Of course, it’s not just knotweed that has its own legislation, Common ragwort for instance has its own CoP, and some species come under UK and EU Acts, but do you think INNS such as toxic species Giant hogweed, Hemlock, Ragwort and other highly invasive species such as Himalayan balsam should be governed by tighter legislation similar to Japanese knotweed and the RICS guidance?

Some INNS like Himalayan Balsam and Giant Hogweed are governed by the same legislation as Japanese knotweed within England, however the awareness to ensure these plants are managed is simply not at the same level as Japanese knotweed. Further education in this area is much needed, ensuring that clients are aware that removing Japanese knotweed but leaving Himalayan Balsam is ill-advised. Within England we use the “Countryside & Wildlife Act 1981” as our main reference for legislation, and this ties our hands with a list of plants which require management, but amending or updating this list is a monumental task. However, within Scotland, they have the Wildlife & Natural Environment Act 2011, which identifies that landowners have a responsibility to manage all non-native plants, ensuring protection to Scotland’s natural environment.

The RICS Professional Standard for Japanese knotweed is a fantastic risk assessment which could easily be adapted for any invasive plant within the built environment. Physical damage and amenity value loss are two key identifying features, and it doesn’t matter if it’s Japanese knotweed, Bamboo, Horsetail, Buddleia or Wisteria, if these plants are present and causing a detrimental effect, then we have a proven risk assessment at our fingertips.

The PCA provides extensive advice for homeowners on property issues such as damp, dry rot and flooding, do you have plans to include any new areas of advice in the future, and if so what may be covered?

The PCA are currently investigating and piecing together a training programme for Sprayed Polyurethane Foam Insulation and exploring the possibility of creating a new sector in waterproofing for sump pump maintenance.

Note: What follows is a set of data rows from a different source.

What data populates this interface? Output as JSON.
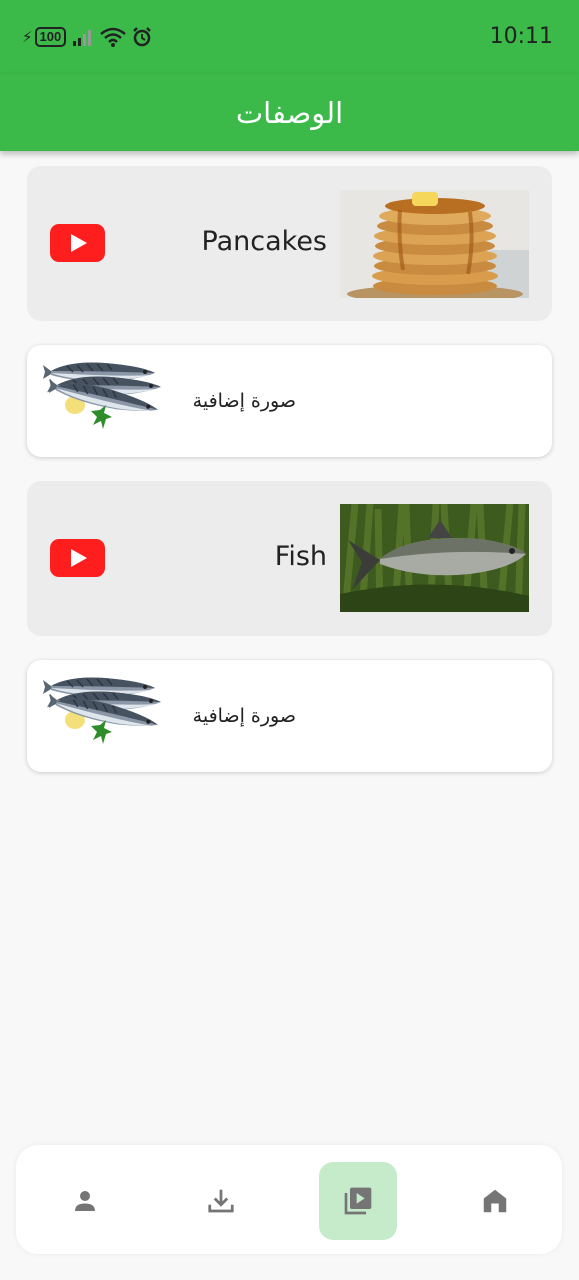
{
  "status_bar": {
    "time": "10:11",
    "battery_level": "100",
    "icons": [
      "charging-icon",
      "battery-icon",
      "signal-icon",
      "wifi-icon",
      "alarm-icon"
    ]
  },
  "app_bar": {
    "title": "الوصفات"
  },
  "items": [
    {
      "type": "recipe",
      "name": "Pancakes",
      "thumbnail": "pancakes-image",
      "video_icon": "youtube-icon"
    },
    {
      "type": "extra",
      "label": "صورة إضافية",
      "thumbnail": "mackerel-image"
    },
    {
      "type": "recipe",
      "name": "Fish",
      "thumbnail": "fish-image",
      "video_icon": "youtube-icon"
    },
    {
      "type": "extra",
      "label": "صورة إضافية",
      "thumbnail": "mackerel-image"
    }
  ],
  "bottom_nav": {
    "items": [
      {
        "icon": "person-icon",
        "active": false
      },
      {
        "icon": "download-icon",
        "active": false
      },
      {
        "icon": "video-library-icon",
        "active": true
      },
      {
        "icon": "home-icon",
        "active": false
      }
    ]
  },
  "colors": {
    "primary": "#3bba4a",
    "active_nav_bg": "#c6ebcb",
    "youtube_red": "#ff1e1e",
    "recipe_card_bg": "#ececec"
  }
}
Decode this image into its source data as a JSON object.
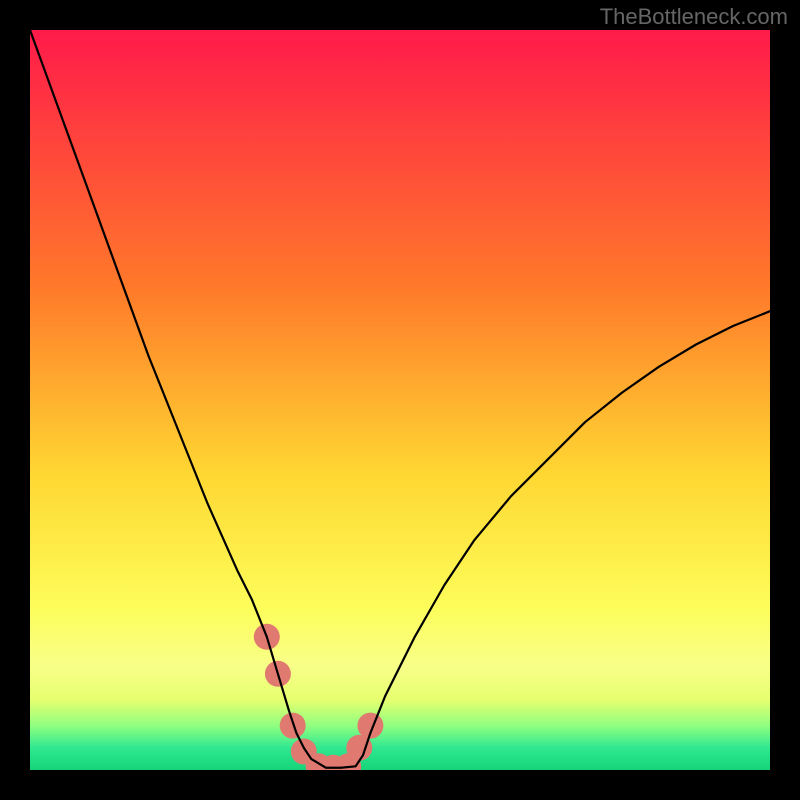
{
  "watermark": "TheBottleneck.com",
  "chart_data": {
    "type": "line",
    "title": "",
    "xlabel": "",
    "ylabel": "",
    "xlim": [
      0,
      100
    ],
    "ylim": [
      0,
      100
    ],
    "x": [
      0,
      4,
      8,
      12,
      16,
      20,
      24,
      28,
      30,
      32,
      33.5,
      35,
      36,
      37,
      38,
      40,
      42,
      44,
      45,
      46,
      48,
      52,
      56,
      60,
      65,
      70,
      75,
      80,
      85,
      90,
      95,
      100
    ],
    "y": [
      100,
      89,
      78,
      67,
      56,
      46,
      36,
      27,
      23,
      18,
      13,
      8,
      5,
      3,
      1.5,
      0.3,
      0.3,
      0.5,
      2,
      5,
      10,
      18,
      25,
      31,
      37,
      42,
      47,
      51,
      54.5,
      57.5,
      60,
      62
    ],
    "highlights_x": [
      32,
      33.5,
      35.5,
      37,
      39,
      41,
      43,
      44.5,
      46
    ],
    "highlights_y": [
      18,
      13,
      6,
      2.5,
      0.5,
      0.3,
      0.5,
      3,
      6
    ],
    "gradient_stops": [
      {
        "offset": 0,
        "color": "#ff1a4a"
      },
      {
        "offset": 0.35,
        "color": "#ff7a2a"
      },
      {
        "offset": 0.6,
        "color": "#ffd732"
      },
      {
        "offset": 0.78,
        "color": "#fdfd5a"
      },
      {
        "offset": 0.86,
        "color": "#f8ff88"
      },
      {
        "offset": 0.905,
        "color": "#e6ff70"
      },
      {
        "offset": 0.94,
        "color": "#90ff80"
      },
      {
        "offset": 0.97,
        "color": "#30e890"
      },
      {
        "offset": 1.0,
        "color": "#14d47a"
      }
    ],
    "highlight_color": "#e07a70",
    "curve_color": "#000000"
  }
}
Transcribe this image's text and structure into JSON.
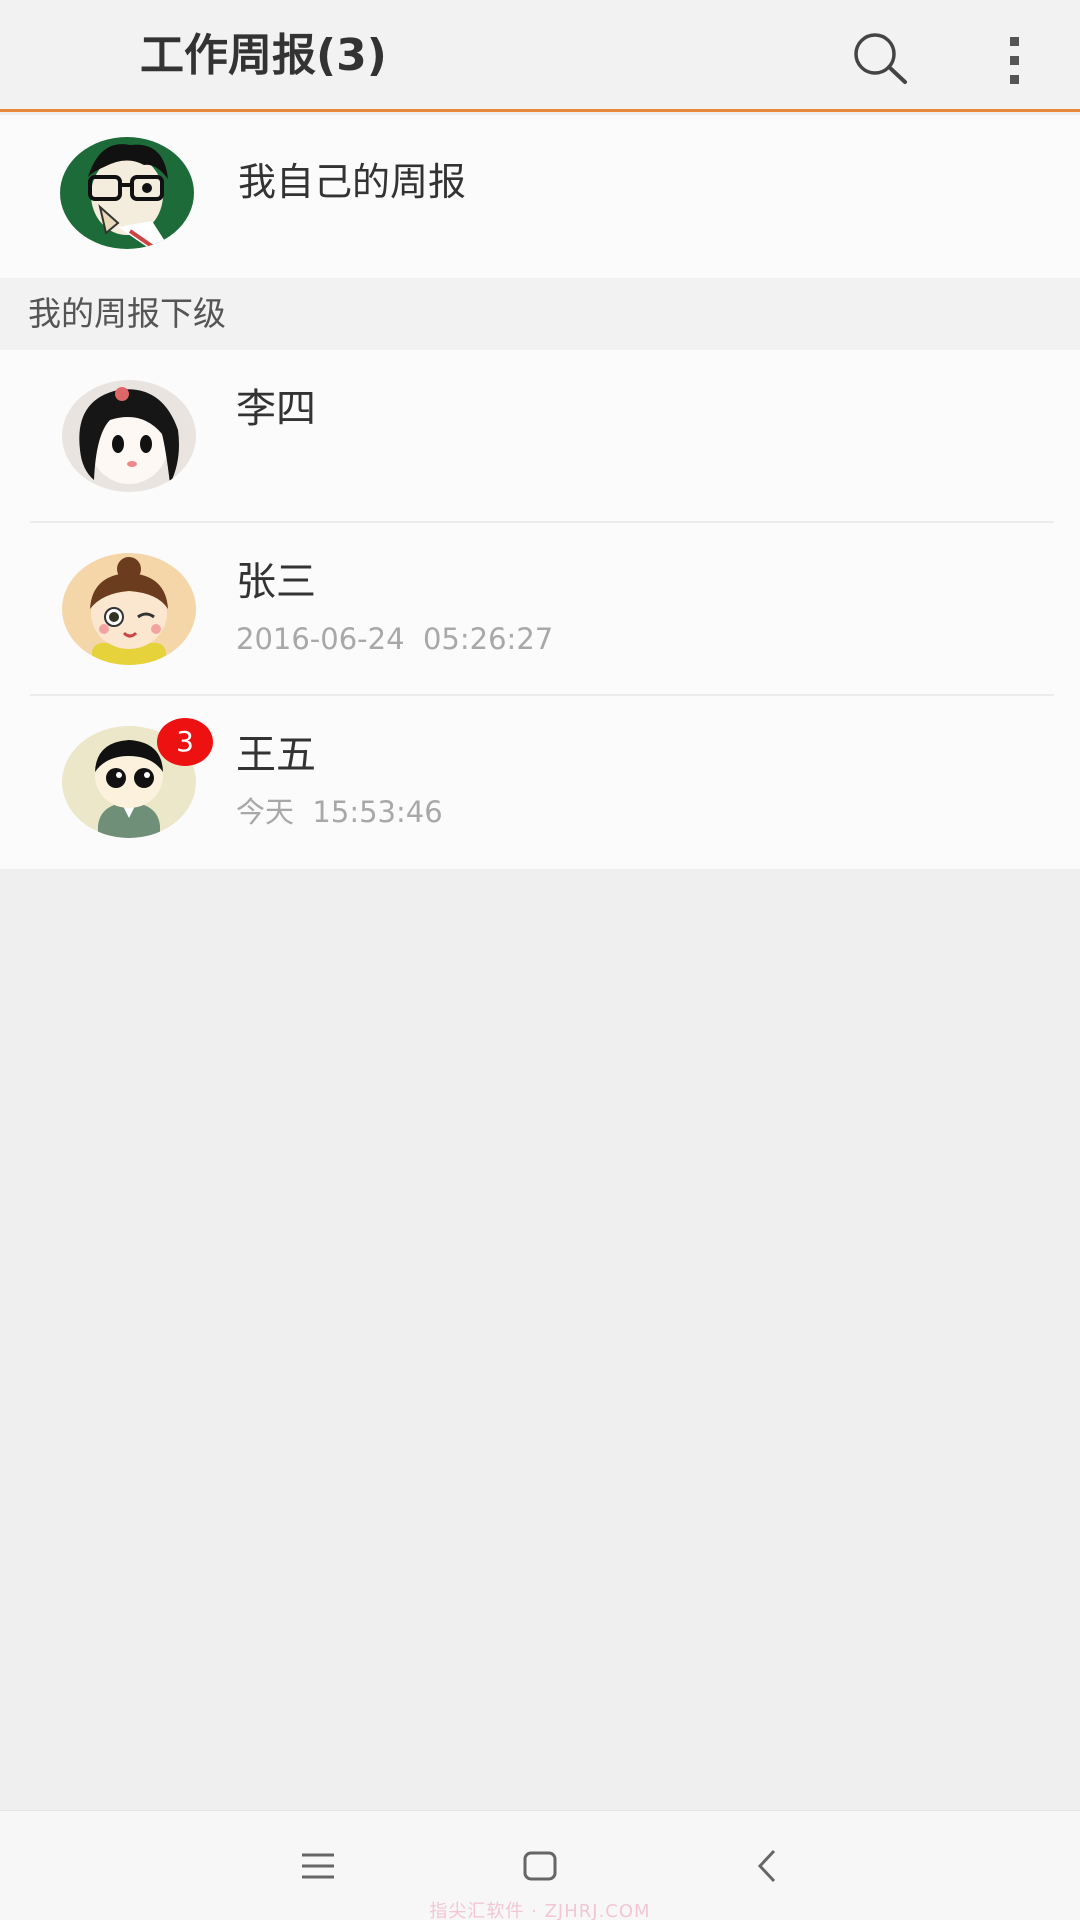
{
  "header": {
    "title": "工作周报(3)",
    "search_icon": "search-icon",
    "more_icon": "more-vertical-icon",
    "accent_color": "#e8893a"
  },
  "self": {
    "label": "我自己的周报"
  },
  "section": {
    "title": "我的周报下级"
  },
  "subordinates": [
    {
      "name": "李四",
      "time": ""
    },
    {
      "name": "张三",
      "time": "2016-06-24  05:26:27"
    },
    {
      "name": "王五",
      "time": "今天  15:53:46",
      "badge": "3"
    }
  ],
  "navbar": {
    "menu_icon": "menu-icon",
    "home_icon": "home-icon",
    "back_icon": "back-icon",
    "watermark": "指尖汇软件 · ZJHRJ.COM"
  },
  "colors": {
    "badge": "#ee1111",
    "background": "#efefef"
  }
}
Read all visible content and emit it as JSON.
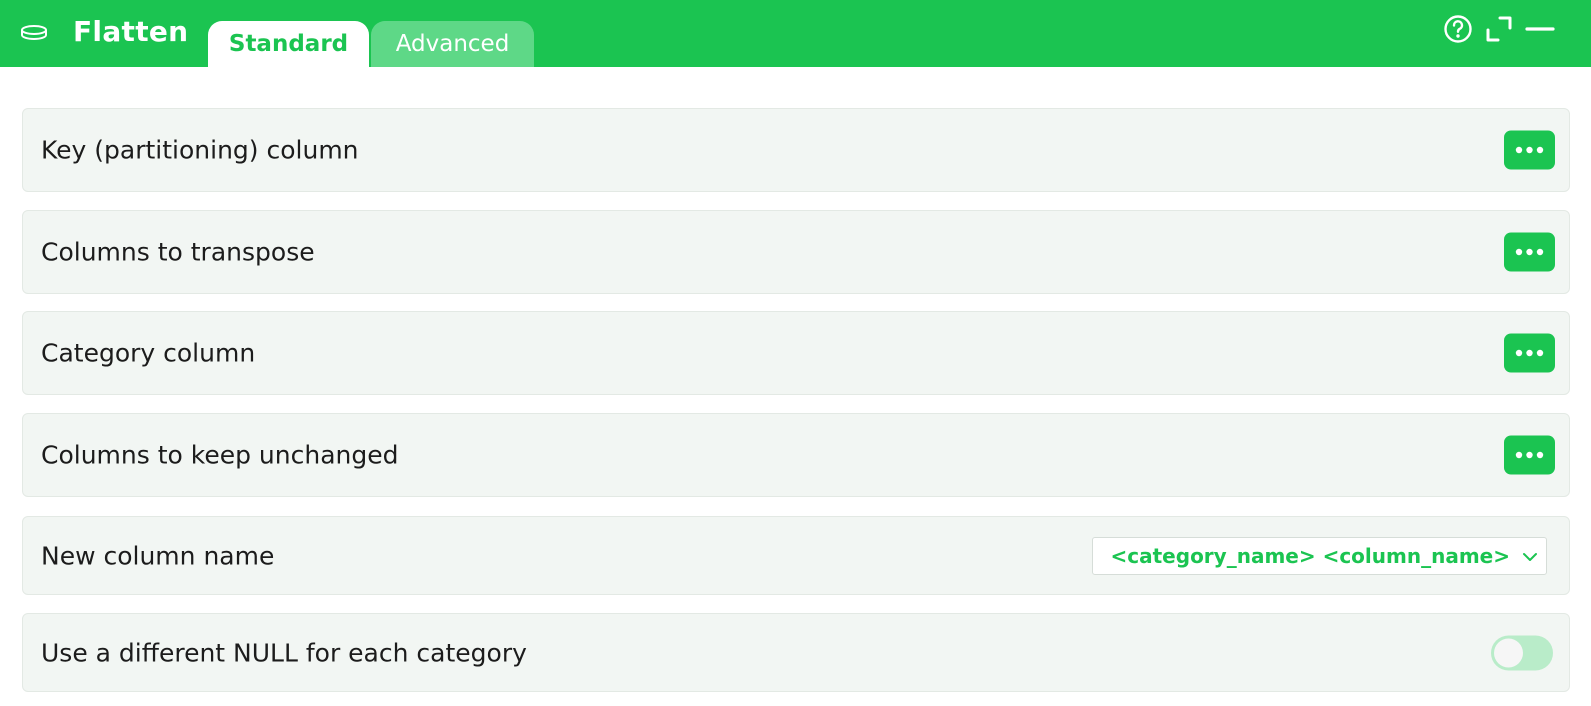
{
  "header": {
    "app_icon": "database-disk-icon",
    "title": "Flatten",
    "tabs": [
      {
        "label": "Standard",
        "active": true
      },
      {
        "label": "Advanced",
        "active": false
      }
    ],
    "icons": [
      "help-circle-icon",
      "expand-icon",
      "minimize-icon"
    ]
  },
  "rows": [
    {
      "label": "Key (partitioning) column",
      "control": "dots-button"
    },
    {
      "label": "Columns to transpose",
      "control": "dots-button"
    },
    {
      "label": "Category column",
      "control": "dots-button"
    },
    {
      "label": "Columns to keep unchanged",
      "control": "dots-button"
    },
    {
      "label": "New column name",
      "control": "select",
      "value": "<category_name> <column_name>"
    },
    {
      "label": "Use a different NULL for each category",
      "control": "toggle",
      "checked": false
    }
  ],
  "colors": {
    "accent": "#1bc451",
    "tab_inactive": "#5ed887",
    "row_background": "#f2f6f3",
    "toggle_off": "#b9ecc9"
  }
}
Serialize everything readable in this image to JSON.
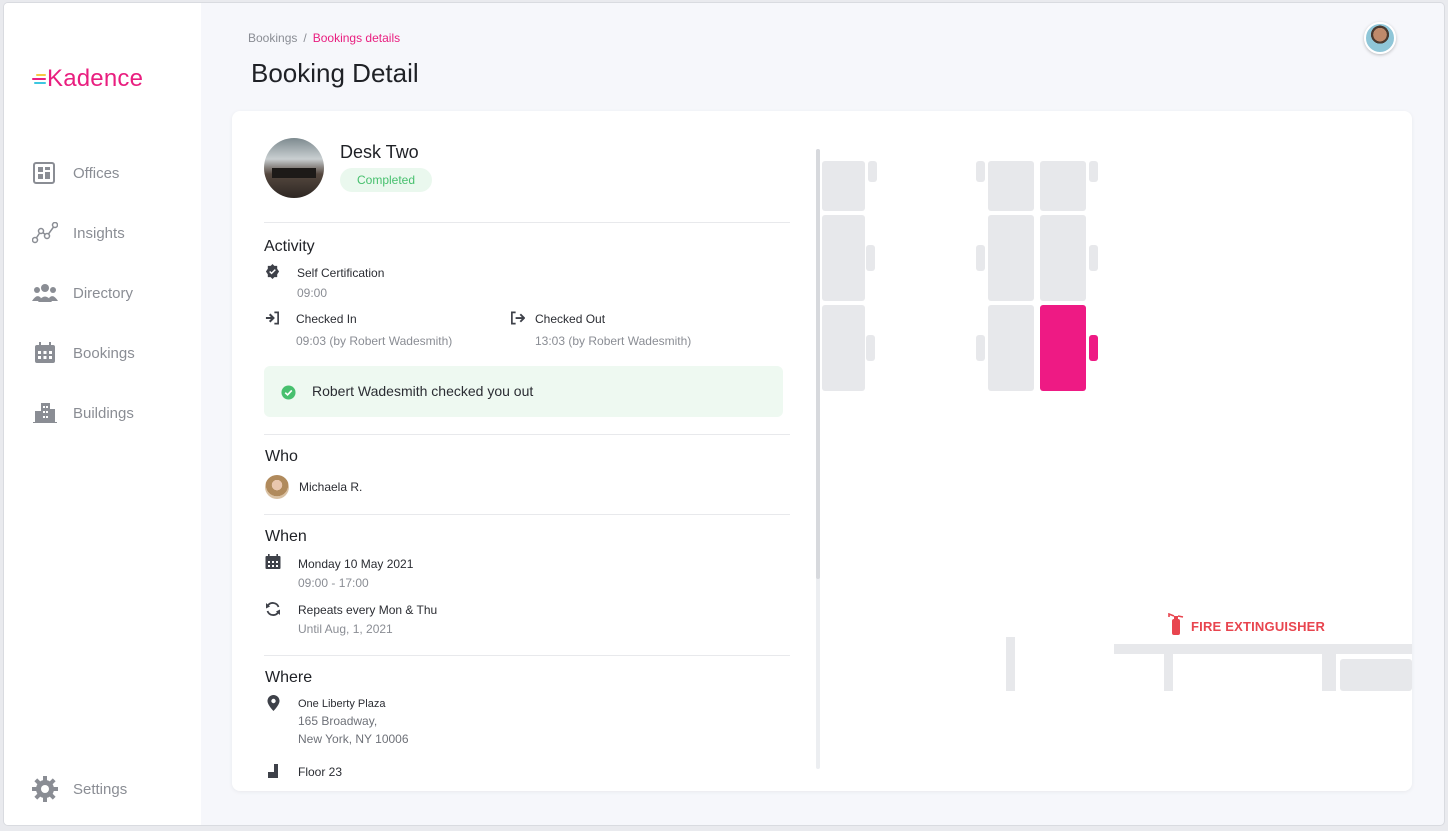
{
  "app": {
    "logo_text": "Kadence"
  },
  "sidebar": {
    "items": [
      {
        "label": "Offices",
        "icon": "building-grid-icon"
      },
      {
        "label": "Insights",
        "icon": "chart-line-icon"
      },
      {
        "label": "Directory",
        "icon": "people-icon"
      },
      {
        "label": "Bookings",
        "icon": "calendar-icon"
      },
      {
        "label": "Buildings",
        "icon": "city-icon"
      }
    ],
    "settings_label": "Settings"
  },
  "header": {
    "breadcrumb_root": "Bookings",
    "breadcrumb_sep": "/",
    "breadcrumb_current": "Bookings details",
    "title": "Booking Detail"
  },
  "desk": {
    "name": "Desk Two",
    "status": "Completed"
  },
  "activity": {
    "title": "Activity",
    "self_cert_label": "Self Certification",
    "self_cert_time": "09:00",
    "checked_in_label": "Checked In",
    "checked_in_detail": "09:03 (by Robert Wadesmith)",
    "checked_out_label": "Checked Out",
    "checked_out_detail": "13:03 (by Robert Wadesmith)",
    "alert": "Robert Wadesmith checked you out"
  },
  "who": {
    "title": "Who",
    "name": "Michaela R."
  },
  "when": {
    "title": "When",
    "date": "Monday 10 May 2021",
    "time": "09:00 - 17:00",
    "repeat": "Repeats every Mon & Thu",
    "until": "Until Aug, 1, 2021"
  },
  "where": {
    "title": "Where",
    "place": "One Liberty Plaza",
    "address1": "165 Broadway,",
    "address2": "New York, NY 10006",
    "floor": "Floor 23"
  },
  "map": {
    "fire_label": "FIRE EXTINGUISHER",
    "selected_color": "#ee1a84"
  },
  "colors": {
    "accent": "#e91e7f",
    "success": "#47c06e",
    "danger": "#e8454f"
  }
}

These are processes which take time and approval, and we look forward to updating members in the near future.

Integrated Weed Management (IWM) is an approach adopted by many weed control specialists, particularly when helping local authorities with their weed management strategy, as it can help their budget go further, and is often a better environmental option. What is the PCA’s view on IWM?

Integrated Weed Management strategies are essential for companies to adopt and should be highlighted within reports with enforcement under the Official Controls (PPP) Regulations 2020. Not only does the PCA recognise its importance, but this is also a formal requirement under the Amenity Forum. We have provided guidance on the PCA website about IWM and is highlighted to companies during our auditing processes.

IWM should be much more than justifying the use of herbicides and should become a company ethos, as the benefits of IWM strategies can be itemised and outlined to clients. The days of “throwing a bit of herbicide down” and free hand pouring mixtures are long gone, forcing individuals and companies to actively reduce their dependency on herbicides, creating a minimalistic, effective, and sustainable approach which is beneficial to the company, client, and wider environment.

And finally, what plans does the PCA have for its members or in general for 2024 and beyond?

With the departure of CEO, Stephen Hodgson and Company Secretary, Sue Uttridge, the PCA will be looking towards the new CEO for its future. Training has become a large part of the PCA, and with more training courses in development, we endeavour to continue providing industry standards and training excellence, ensuring the PCA can act on behalf of its members as a voice of authority in all sectors we cover.

Thank you for your time today Daniel, it was good to catch up with the PCA.